UNIT is tracking a UFO which seems to be threatening a nuclear reactor, so there is the usual debate about what to do. In a bit of a switch, the British government man, Chinn (Peter Bathurst), is quite rabid and wants to blow them to kingdom come immediately—at one point he puts all of UNIT under arrest--and the American, Agent Bill Filer (Paul Grist), is more rational and tends to side with the Doctor, who wants as usual to talk with them. Their argument is interrupted when the UFO disappears. The Axons land on Earth near the Nuton Power Complex. Filer goes out to study them and disappears as well. Their ship is mostly hidden underground, except for a mouth-like orifice in the ship that sends out tendrils to drag people inside for analysis. UNIT arrives to find Filer’s empty car and the sucked-dry body of a tramp. The Doctor and UNIT officers go inside, to find the interior alive with gooey strings like a pumpkin and Seventies psychedelia. Jo Grant is told to stay outside, but of course she doesn’t listen. Filer awakes in bondage and finds the Master hanging nearby.
The Axons appear—golden-haired, golden-skinned, and golden-eyed aliens, who say they are nearly out of fuel. They want to trade a miraculous substance called Axonite for an energy source. Axonite is an intelligent molecule than can replicate any other substance.
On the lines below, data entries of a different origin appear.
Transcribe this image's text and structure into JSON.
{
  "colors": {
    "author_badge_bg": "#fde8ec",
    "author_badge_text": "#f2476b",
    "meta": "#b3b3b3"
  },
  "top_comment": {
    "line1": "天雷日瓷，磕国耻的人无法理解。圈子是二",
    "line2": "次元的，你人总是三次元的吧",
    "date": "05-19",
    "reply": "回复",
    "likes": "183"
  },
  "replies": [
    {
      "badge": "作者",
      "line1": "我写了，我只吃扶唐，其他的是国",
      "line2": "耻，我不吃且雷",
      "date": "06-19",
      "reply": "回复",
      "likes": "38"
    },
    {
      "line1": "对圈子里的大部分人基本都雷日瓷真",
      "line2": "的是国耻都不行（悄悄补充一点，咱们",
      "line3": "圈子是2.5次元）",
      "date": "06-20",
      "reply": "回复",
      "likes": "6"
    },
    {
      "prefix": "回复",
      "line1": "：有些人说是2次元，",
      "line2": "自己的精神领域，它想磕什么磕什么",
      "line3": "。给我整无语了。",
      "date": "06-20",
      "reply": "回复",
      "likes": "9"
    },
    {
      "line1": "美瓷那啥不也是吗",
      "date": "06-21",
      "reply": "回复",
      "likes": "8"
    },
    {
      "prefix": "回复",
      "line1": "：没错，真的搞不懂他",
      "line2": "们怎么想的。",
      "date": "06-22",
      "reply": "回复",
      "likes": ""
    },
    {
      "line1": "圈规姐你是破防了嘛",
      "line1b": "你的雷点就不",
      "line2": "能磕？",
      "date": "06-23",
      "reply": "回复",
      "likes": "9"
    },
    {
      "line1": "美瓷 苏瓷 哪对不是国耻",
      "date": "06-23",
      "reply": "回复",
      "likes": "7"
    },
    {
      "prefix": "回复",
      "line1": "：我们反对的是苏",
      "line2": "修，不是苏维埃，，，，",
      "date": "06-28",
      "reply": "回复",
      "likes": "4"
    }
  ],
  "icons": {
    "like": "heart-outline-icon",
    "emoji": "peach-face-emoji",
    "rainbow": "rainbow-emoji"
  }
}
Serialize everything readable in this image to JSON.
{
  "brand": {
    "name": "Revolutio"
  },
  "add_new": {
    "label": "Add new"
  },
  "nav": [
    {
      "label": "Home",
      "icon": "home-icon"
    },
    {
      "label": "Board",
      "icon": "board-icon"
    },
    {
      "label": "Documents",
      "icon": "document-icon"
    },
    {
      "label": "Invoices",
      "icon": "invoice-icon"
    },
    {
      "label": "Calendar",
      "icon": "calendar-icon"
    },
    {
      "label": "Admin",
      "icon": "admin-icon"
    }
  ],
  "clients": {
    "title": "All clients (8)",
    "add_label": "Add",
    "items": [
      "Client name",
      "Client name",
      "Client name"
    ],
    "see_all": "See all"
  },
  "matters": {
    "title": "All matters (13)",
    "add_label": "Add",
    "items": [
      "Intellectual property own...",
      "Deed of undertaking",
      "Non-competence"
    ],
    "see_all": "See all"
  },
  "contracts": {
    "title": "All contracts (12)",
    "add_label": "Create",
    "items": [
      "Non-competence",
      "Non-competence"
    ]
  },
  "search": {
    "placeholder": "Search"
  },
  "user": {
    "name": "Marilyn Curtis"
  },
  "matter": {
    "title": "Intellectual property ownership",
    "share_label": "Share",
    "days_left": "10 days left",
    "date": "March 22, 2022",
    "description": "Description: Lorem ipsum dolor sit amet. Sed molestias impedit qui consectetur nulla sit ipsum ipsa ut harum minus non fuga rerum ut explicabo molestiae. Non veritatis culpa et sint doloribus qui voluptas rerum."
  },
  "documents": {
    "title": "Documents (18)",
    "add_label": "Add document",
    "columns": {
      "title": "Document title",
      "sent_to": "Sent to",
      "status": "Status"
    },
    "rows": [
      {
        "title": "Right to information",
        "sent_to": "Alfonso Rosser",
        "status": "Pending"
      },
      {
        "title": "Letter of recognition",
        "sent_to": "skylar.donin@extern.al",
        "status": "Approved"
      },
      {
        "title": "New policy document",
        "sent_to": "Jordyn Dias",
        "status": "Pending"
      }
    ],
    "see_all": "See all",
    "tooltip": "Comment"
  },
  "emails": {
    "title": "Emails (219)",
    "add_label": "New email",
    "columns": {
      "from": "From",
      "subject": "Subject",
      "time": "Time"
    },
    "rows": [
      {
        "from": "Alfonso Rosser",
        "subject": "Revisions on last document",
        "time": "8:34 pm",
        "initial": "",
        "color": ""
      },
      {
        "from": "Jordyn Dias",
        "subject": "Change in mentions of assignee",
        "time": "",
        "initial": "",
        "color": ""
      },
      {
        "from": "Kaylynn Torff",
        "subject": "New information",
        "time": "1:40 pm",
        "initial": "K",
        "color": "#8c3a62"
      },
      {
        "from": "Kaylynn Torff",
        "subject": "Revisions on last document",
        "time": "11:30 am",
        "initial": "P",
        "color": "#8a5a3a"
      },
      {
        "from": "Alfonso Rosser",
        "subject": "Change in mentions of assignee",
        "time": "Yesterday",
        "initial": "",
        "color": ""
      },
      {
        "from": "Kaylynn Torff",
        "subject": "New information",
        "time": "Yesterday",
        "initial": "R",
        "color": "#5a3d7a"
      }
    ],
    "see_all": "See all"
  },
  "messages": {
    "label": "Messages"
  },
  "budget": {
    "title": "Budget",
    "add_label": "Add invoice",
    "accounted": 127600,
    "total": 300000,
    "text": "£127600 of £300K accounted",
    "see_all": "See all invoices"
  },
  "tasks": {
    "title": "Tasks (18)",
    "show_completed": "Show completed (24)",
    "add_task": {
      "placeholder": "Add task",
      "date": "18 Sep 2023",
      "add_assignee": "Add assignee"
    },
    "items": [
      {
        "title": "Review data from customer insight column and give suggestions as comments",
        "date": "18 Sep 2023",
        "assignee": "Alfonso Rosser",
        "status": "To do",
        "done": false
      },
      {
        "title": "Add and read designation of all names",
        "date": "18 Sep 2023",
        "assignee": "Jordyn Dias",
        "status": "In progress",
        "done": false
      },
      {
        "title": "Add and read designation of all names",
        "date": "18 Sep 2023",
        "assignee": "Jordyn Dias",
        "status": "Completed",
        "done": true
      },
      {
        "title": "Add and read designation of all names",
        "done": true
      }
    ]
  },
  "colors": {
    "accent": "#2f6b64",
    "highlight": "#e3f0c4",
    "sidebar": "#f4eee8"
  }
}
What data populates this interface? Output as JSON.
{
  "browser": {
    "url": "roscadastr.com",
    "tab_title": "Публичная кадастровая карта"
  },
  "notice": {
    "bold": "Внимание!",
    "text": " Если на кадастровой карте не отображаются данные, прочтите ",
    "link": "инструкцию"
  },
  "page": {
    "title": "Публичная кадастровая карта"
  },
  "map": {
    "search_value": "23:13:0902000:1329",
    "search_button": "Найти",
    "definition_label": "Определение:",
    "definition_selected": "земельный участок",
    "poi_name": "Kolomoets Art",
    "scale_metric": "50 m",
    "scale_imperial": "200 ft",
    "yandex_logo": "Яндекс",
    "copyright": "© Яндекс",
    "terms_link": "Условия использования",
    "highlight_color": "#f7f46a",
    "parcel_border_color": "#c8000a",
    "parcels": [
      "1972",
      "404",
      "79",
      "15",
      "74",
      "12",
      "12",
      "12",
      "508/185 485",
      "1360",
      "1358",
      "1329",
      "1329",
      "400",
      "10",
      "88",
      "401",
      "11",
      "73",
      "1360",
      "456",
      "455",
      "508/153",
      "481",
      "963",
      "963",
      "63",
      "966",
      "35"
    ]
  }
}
The ship is in fact a single living organism called Axos, which drains energy through the Axonite and can feed on any life form. The Doctor is immediately suspicious, wondering why, if they have this powerful stuff, they have run out of fuel. What they really intend is to spread Axonite over all the Earth. Also, in the ship are a big eye on a stalk like the one in Jabba the Hutt’s palace, and a bunch of stringy root-ball aliens crossed with Monty Python’s Blancmange from Outer Space, that stumble around, scaring Jo. I once saw something like them when I left a sack of potatoes in the cellar for a couple months. The Axons discover that the Doctor is also a Time-Lord and reason that the Master is not so valuable as they thought. They duplicate Filer, but he escapes and ends up fighting himself.
The Master had been captured by Axos and offered Earth in exchange for his freedom. He escapes, his TARDIS having been seized by Axos, and makes his way to the Doctor’s TARDIS. It is unable to leave Earth because of the Doctor’s exile, but he thinks he can repair it. Axos becomes interested in time travel because of the Doctor, thinking they could travel in time as well as space and find more victims. Right now, they are becoming very dangerous. It appears Axonite will kill everyone and Earth will be sucked dry, unless the Doctor and the Master work together to destroy Axos. The Doctor confesses that he needs the Master because the Time-Lords have blocked his knowledge of dematerialization theory. The Doctor tricks Axos, offering to join with them against the Time-Lords, but he lets the Master repair his TARDIS and then traps Axos in a time loop. The Master gets his own TARDIS back and escapes, and the Doctor thinks he too is scot-free, but his TARDIS is programmed always to return to Earth. He is still in a time-lord decreed exile.
This story includes interior scenes of the TARDIS for the first time since the advent of the Third Doctor, and it is different from any TARDIS interior before or since. There are several strange or off-putting factors in the production. There was a sudden snowstorm in between filming the earlier and later scenes with the tramp, so dialog had to be written about the UFO causing weather anomalies. The Axos ship on the ground is clearly much smaller than the interior scenes reveal, so the explanation is that the huge ship buried itself in the ground. This is not the only time this has happened in a Doctor Who story, and we can be pretty sure that the budget was a factor. The Third Doctor could be as callous and egocentric as the First Doctor, but in this story he was particularly nasty; the scenes where he tricks the Master by offering to escape with him and let Earth go to hell seem a little too believable at times.